Each band member maintained poise throughout the set, and Moran obviously understood Morrison in terms of tempo shifts. Moran’s accompaniment throughout was just right for the context of the show, and his keyboard playing shined on the later organ sections.
From the new album, Morrison chose to sing the evocative “Mystic Of The East” (in reference to the part of Belfast in which he grew up); a tender “Open The Door (To Your Heart),” which was released as a single; and the catchy “Close Enough For Jazz” during the 75-minute set.
Morrison also delivered an up-tempo version of “Only A Dream” from his album Down The Road. The alternate version of the song set the scene for the program to follow. He added harmonica to the later, bluesy numbers, with highlights such as Sonny Boy Williamson’s tune “Take Your Hands Out Of My Pocket” receiving a great, spontaneous audience reaction. The people on the left-hand side of the club whooped and laughed, digging the vibe on the “Green Onions”-like song “Help Me.” But on “St. James’ Infirmary,” from Morrison’s first Blue Note album (2003’s What’s Wrong With This Picture), the band really stretched out. Morrison was in good spirits. “Welcome to the breakfast show,” he quipped at one point well into the set.
The audience also started to get its kicks when the Them-era cover “Baby Please Don’t Go” slid swiftly into “Here Comes The Night.” There was also a new, sparkling arrangement of “Moondance,” which Morrison performed much better than he did during his last visit to Ronnie Scott’s. There was a palpable feeling of well-being in the room when he sang “Jackie Wilson Said.”

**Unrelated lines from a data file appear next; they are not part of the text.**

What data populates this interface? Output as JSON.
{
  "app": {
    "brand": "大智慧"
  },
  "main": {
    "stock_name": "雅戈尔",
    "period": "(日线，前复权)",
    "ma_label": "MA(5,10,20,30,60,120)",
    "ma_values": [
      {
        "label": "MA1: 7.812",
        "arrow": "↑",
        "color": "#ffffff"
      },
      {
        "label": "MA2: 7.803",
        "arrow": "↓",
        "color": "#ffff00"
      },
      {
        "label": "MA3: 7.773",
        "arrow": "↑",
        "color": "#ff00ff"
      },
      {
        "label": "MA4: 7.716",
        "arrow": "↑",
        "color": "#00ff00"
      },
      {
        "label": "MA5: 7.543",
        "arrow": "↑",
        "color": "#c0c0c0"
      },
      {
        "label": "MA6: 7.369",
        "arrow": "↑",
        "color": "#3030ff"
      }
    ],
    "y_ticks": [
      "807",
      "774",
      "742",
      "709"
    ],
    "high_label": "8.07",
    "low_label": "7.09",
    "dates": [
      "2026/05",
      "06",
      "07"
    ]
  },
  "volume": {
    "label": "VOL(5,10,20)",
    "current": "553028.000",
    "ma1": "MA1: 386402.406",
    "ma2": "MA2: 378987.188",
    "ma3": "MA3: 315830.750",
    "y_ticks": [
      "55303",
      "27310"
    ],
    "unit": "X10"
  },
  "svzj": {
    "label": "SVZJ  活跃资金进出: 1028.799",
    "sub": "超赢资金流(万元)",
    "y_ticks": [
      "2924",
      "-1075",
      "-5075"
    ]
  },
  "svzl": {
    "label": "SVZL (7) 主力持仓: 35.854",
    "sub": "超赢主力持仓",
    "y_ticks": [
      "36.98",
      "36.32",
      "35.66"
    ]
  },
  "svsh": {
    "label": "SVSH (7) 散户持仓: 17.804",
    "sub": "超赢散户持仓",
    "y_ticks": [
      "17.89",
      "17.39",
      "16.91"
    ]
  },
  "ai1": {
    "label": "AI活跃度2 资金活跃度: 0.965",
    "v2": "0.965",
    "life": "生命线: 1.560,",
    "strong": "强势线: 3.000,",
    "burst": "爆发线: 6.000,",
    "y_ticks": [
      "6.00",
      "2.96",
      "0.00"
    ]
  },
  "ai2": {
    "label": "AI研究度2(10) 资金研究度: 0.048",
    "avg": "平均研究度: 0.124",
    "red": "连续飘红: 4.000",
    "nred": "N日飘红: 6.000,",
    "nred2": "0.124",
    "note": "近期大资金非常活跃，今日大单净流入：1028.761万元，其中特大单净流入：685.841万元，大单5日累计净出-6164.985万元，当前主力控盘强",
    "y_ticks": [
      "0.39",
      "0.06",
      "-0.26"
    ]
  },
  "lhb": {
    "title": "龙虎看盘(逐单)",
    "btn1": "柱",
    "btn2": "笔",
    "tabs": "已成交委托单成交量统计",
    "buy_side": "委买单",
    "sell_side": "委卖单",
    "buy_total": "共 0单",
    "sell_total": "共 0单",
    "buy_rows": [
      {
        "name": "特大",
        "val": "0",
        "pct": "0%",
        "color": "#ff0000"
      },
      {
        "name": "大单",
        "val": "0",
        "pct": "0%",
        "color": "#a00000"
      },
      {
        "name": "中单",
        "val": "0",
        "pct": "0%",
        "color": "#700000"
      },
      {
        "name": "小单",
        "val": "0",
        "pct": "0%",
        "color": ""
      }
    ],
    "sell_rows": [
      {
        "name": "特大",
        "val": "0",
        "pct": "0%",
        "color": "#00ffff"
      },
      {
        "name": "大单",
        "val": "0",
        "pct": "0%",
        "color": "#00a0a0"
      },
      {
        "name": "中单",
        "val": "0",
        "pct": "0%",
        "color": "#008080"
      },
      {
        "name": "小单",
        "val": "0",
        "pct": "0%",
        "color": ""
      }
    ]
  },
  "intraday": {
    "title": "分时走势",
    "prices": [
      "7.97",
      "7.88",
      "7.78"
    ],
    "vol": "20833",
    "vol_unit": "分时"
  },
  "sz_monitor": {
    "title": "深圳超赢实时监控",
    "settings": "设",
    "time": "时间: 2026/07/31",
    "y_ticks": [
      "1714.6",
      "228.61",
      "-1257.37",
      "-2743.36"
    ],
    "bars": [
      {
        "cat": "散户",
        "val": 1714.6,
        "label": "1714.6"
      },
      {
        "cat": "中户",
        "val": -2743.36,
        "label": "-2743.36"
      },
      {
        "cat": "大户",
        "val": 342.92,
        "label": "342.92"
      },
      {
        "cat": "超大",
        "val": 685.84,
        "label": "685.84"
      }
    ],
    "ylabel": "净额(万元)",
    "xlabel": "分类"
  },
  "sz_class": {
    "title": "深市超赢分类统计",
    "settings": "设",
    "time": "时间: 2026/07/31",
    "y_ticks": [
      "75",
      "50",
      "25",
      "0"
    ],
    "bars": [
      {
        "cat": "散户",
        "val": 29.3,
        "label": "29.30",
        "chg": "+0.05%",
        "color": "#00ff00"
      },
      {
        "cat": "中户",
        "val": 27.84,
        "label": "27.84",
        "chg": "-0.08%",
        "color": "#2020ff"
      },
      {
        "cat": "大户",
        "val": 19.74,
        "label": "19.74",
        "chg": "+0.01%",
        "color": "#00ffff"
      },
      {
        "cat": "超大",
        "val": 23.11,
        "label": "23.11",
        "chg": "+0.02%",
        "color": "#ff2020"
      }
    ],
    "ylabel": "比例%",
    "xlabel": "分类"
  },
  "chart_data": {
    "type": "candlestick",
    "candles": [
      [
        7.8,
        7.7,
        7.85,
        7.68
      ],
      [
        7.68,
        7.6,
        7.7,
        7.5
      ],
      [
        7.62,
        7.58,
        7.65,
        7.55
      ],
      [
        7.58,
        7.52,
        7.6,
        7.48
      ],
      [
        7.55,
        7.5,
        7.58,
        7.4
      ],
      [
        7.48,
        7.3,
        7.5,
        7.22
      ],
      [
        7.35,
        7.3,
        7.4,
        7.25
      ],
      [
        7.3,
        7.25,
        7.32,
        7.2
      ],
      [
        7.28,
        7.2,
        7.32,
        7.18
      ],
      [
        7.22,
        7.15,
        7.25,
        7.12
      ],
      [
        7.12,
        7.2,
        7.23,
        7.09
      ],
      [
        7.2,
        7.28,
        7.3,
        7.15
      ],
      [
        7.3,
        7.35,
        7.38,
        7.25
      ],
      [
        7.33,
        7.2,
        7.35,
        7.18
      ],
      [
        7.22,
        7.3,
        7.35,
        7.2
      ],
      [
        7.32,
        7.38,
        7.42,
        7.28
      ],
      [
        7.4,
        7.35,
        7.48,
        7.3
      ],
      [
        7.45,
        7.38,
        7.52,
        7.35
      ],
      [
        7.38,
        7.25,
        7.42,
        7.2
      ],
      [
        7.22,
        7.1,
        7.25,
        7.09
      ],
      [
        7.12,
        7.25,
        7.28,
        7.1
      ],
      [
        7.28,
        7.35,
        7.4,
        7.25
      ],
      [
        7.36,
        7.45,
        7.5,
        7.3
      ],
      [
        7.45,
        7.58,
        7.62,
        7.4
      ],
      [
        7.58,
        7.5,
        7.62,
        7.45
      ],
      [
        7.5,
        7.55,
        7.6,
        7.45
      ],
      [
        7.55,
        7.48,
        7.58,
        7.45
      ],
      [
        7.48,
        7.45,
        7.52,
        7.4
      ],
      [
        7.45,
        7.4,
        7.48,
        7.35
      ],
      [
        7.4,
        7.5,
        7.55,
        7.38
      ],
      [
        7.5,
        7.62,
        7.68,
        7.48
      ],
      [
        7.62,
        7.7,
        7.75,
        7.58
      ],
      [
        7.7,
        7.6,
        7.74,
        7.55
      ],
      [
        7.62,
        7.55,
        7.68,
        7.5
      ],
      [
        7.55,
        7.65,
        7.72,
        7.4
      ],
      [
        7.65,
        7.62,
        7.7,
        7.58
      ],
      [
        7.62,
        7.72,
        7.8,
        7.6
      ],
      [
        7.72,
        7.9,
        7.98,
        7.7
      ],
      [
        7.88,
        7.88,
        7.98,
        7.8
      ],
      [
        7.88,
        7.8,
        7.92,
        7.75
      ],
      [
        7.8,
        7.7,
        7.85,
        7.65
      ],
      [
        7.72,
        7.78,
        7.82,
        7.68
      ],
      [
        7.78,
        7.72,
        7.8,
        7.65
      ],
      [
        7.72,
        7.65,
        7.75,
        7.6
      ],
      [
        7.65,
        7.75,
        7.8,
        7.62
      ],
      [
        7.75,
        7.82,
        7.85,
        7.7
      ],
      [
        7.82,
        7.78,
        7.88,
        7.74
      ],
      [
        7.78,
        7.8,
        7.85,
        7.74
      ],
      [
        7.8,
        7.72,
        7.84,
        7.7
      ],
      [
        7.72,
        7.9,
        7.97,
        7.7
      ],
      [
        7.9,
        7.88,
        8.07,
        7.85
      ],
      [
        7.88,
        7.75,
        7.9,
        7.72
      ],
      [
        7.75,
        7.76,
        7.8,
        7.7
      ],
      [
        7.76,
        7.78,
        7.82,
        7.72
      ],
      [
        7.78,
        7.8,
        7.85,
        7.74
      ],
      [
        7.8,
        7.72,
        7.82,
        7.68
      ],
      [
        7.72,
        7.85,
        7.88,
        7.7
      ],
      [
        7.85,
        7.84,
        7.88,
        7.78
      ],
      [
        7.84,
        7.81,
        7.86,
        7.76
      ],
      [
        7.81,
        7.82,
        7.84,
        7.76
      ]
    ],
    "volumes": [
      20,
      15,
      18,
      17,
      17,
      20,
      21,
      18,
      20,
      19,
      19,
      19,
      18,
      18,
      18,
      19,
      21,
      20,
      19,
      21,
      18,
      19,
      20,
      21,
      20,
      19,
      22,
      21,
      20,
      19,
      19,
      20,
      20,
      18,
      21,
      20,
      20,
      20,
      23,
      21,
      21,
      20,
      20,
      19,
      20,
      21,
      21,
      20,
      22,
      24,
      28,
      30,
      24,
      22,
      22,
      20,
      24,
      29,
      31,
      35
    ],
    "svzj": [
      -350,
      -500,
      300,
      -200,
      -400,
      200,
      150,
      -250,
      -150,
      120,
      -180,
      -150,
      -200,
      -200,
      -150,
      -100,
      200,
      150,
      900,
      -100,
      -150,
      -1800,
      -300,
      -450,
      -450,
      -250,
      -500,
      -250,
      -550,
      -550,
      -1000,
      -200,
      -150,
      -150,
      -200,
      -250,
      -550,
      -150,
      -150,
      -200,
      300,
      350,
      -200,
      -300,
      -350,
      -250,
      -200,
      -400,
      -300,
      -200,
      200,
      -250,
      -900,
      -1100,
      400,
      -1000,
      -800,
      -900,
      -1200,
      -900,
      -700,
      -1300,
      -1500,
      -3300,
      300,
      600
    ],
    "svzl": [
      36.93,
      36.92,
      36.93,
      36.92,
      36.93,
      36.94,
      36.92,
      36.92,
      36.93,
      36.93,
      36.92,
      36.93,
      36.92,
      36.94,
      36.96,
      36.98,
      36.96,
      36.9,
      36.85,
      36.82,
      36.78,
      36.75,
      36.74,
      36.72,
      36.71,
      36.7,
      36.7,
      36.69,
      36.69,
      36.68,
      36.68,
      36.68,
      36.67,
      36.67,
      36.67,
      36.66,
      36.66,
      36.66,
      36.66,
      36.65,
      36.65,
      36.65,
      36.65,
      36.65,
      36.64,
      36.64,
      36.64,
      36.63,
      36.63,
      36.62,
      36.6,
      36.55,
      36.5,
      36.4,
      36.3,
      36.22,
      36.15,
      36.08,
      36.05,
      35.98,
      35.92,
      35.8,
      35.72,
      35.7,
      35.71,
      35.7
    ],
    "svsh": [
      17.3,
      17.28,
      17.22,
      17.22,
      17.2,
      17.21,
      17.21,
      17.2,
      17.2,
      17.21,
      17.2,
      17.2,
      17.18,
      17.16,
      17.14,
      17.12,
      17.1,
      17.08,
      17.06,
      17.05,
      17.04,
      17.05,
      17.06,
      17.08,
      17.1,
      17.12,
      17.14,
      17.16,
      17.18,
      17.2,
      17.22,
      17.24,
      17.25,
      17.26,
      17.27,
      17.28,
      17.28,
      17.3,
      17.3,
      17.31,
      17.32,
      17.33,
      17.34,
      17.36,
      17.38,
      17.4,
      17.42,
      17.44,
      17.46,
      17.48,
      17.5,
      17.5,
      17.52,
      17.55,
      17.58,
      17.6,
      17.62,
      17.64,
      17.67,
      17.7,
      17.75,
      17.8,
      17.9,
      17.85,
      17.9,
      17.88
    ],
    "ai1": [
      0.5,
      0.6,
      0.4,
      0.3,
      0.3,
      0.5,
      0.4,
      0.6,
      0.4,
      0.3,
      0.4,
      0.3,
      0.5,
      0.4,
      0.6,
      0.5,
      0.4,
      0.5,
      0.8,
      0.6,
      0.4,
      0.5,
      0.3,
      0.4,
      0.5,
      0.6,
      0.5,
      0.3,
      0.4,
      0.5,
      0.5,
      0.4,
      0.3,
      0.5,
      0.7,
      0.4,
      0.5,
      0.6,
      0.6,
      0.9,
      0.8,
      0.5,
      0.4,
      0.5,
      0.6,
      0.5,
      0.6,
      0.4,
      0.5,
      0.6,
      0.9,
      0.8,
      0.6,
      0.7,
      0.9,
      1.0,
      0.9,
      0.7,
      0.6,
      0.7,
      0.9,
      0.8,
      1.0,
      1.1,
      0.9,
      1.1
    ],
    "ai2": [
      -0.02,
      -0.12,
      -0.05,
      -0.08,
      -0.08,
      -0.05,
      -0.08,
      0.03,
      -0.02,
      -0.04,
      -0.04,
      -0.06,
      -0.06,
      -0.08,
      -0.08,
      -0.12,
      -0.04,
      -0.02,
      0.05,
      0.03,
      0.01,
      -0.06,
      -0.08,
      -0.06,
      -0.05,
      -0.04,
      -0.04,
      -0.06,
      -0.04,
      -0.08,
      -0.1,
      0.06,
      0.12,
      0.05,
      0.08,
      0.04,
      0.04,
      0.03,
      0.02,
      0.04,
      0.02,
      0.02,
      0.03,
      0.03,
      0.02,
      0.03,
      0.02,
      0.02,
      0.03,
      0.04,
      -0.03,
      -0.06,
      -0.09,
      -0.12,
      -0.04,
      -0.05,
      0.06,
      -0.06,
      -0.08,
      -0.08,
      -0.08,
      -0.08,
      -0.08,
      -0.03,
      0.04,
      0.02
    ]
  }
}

After all these years, the songs still resonated, but the heart of the program could have very well been the Anthony Newley/Leslie Bricusse ballad “Who Can I Turn To?” It was the night’s only slow song, one that Morrison had recorded at Ronnie Scott’s for his 1996 collaboration with Georgie Fame, How Long Has This Been Going On. But this time, Morrison delivered it very tenderly. It was one example of an overall great show—full of character, and clearly close enough for jazz.